[Website and app data records]
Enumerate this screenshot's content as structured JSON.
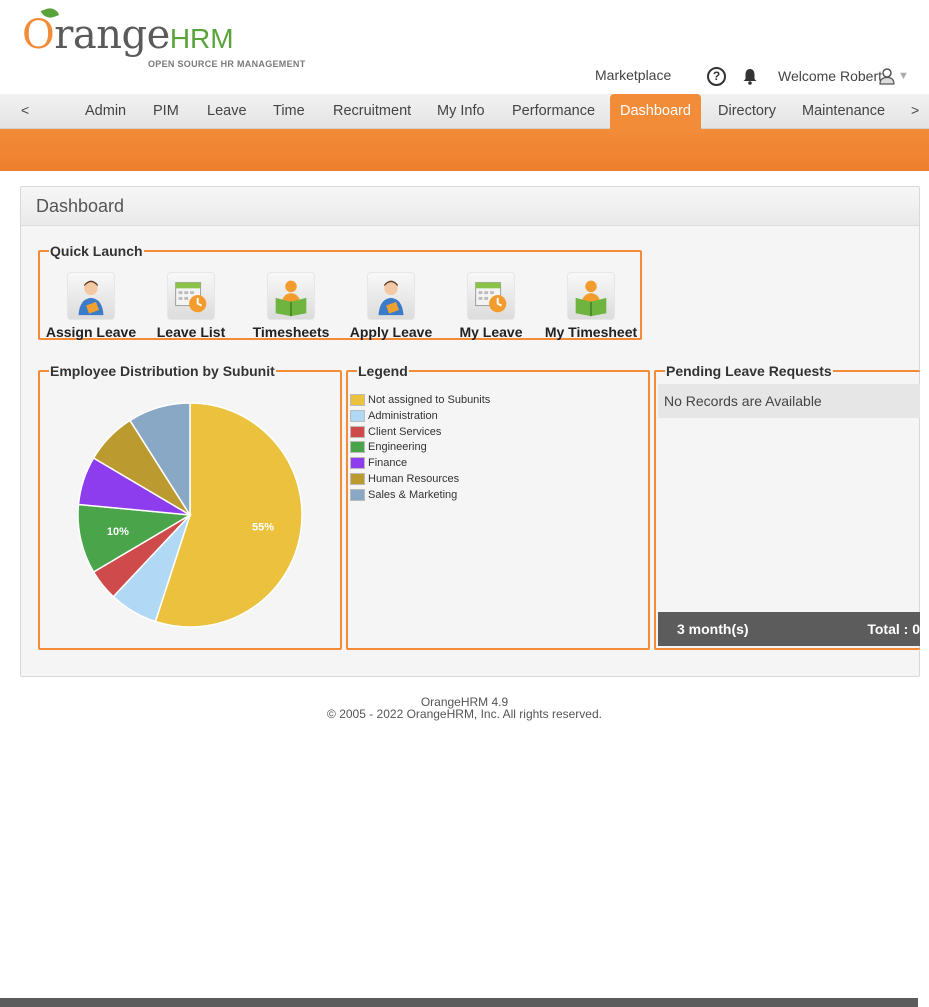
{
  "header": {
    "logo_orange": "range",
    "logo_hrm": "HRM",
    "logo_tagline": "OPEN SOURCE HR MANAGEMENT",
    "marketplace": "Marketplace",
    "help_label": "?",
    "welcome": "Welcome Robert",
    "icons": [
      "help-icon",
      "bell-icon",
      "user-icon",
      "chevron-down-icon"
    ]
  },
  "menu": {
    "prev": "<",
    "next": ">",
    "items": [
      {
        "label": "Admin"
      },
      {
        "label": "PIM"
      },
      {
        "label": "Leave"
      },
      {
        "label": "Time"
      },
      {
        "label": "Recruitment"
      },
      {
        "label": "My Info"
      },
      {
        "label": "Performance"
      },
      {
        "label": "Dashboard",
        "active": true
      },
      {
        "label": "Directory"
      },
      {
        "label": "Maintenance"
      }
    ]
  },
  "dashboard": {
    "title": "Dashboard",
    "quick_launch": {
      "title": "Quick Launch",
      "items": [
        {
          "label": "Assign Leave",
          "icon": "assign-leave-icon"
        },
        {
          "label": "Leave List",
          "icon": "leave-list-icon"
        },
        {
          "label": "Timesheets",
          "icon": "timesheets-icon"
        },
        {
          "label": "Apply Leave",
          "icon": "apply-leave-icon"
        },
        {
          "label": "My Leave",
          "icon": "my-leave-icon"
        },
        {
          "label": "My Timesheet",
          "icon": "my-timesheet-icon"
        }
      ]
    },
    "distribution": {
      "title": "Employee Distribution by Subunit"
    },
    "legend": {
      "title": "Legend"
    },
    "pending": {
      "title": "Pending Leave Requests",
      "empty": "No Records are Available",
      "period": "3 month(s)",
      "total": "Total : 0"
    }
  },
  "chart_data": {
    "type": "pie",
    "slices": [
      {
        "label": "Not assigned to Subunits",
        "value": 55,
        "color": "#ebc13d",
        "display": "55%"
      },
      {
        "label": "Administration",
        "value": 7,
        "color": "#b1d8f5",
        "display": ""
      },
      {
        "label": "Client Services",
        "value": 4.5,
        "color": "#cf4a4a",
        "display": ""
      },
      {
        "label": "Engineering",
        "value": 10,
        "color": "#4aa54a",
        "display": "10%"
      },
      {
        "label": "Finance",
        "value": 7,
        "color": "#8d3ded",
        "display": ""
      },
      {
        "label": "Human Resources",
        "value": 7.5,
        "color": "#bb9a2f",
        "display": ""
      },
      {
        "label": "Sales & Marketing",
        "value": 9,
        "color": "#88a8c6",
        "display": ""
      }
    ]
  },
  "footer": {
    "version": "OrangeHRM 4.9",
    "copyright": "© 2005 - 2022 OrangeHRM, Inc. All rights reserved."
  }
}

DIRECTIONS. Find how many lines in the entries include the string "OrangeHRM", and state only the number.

SOLVED EXERCISE. 2